    Reply
  4. Mildred Olson

    Such a lovely essay..I mailed it to my 4 children. It was worth sharing and my sentiments exactly as I too am entering the rapids of life .My love has already done so and is gone. Love your essays .

    Reply
  5. Jackie Keesee

    As a now 80 year old married 60 years I too have to admit this beautiful essay made me shed a tear or two. We cannot get over how fast time goes by now, every time we turn around we are going to weekend mass. I love this piece and like most parents I wish the bad and sad had not happened but we too know we did a lot of things right.

    Reply
  6. Nora

    Reminds me of Thomas Dylan’s poem:

    Do not go gentle into that good night,
    Old age should burn and rave at close of day;
    Rage, rage against the dying of the light.
    Though wise men at their end know dark is right,
    Because their words had forked no lightning they
    Do not go gentle into that good night.
    Good men, the last wave by, crying how bright
    Their frail deeds might have danced in a green bay,
    Rage, rage against the dying of the light.
    Wild men who caught and sang the sun in flight,
    And learn, too late, they grieved it on its way,
    Do not go gentle into that good night.
    Grave men, near death, who see with blinding sight
    Blind eyes could blaze like meteors and be gay,
    Rage, rage against the dying of the light.
    And you, my father, there on that sad height,
    Curse, bless, me now with your fierce tears, I pray.
    Do not go gentle into that good night.
    Rage, rage against the dying of the light

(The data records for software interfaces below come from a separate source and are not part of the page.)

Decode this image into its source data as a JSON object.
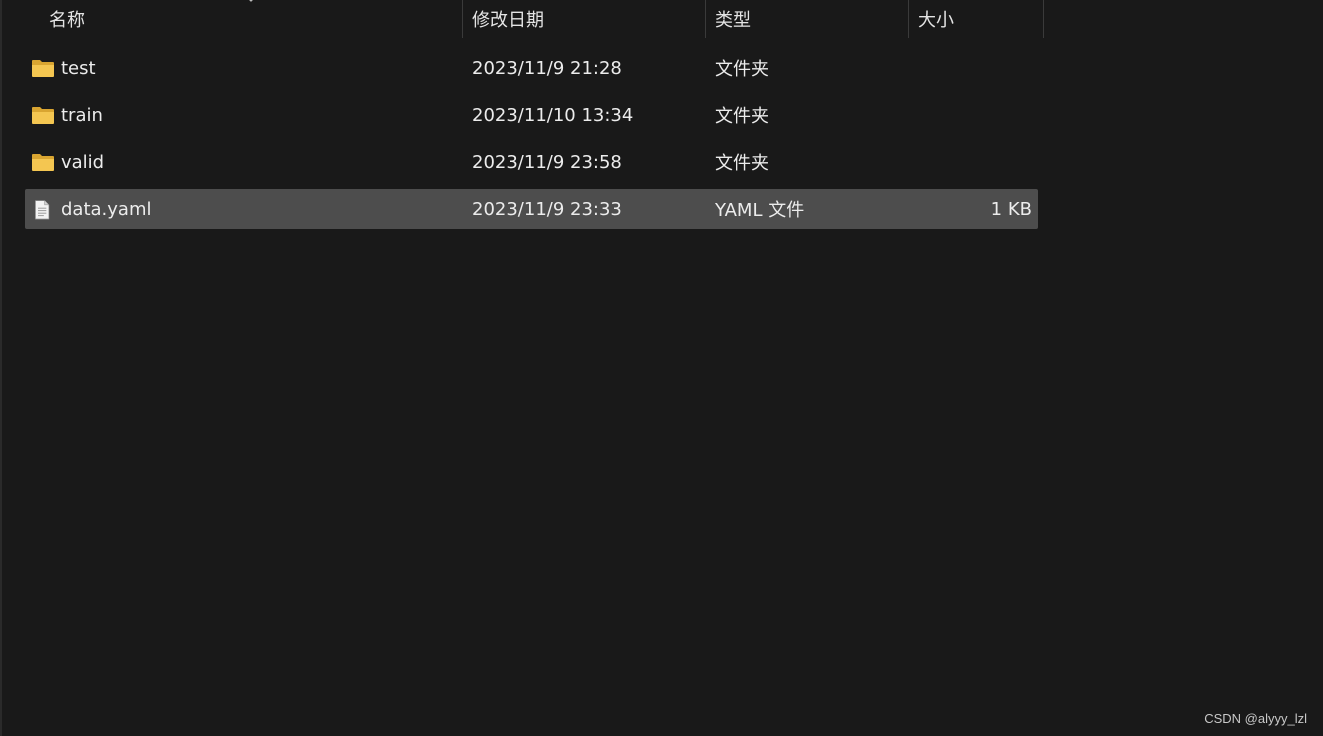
{
  "columns": {
    "name": "名称",
    "modified": "修改日期",
    "type": "类型",
    "size": "大小"
  },
  "files": [
    {
      "name": "test",
      "modified": "2023/11/9 21:28",
      "type": "文件夹",
      "size": "",
      "icon": "folder-icon",
      "selected": false
    },
    {
      "name": "train",
      "modified": "2023/11/10 13:34",
      "type": "文件夹",
      "size": "",
      "icon": "folder-icon",
      "selected": false
    },
    {
      "name": "valid",
      "modified": "2023/11/9 23:58",
      "type": "文件夹",
      "size": "",
      "icon": "folder-icon",
      "selected": false
    },
    {
      "name": "data.yaml",
      "modified": "2023/11/9 23:33",
      "type": "YAML 文件",
      "size": "1 KB",
      "icon": "document-icon",
      "selected": true
    }
  ],
  "watermark": "CSDN @alyyy_lzl",
  "colors": {
    "background": "#191919",
    "selected_row": "#4d4d4d",
    "folder": "#f2c14e"
  }
}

    Reply

Leave a Reply

Your email address will not be published. Required fields are marked *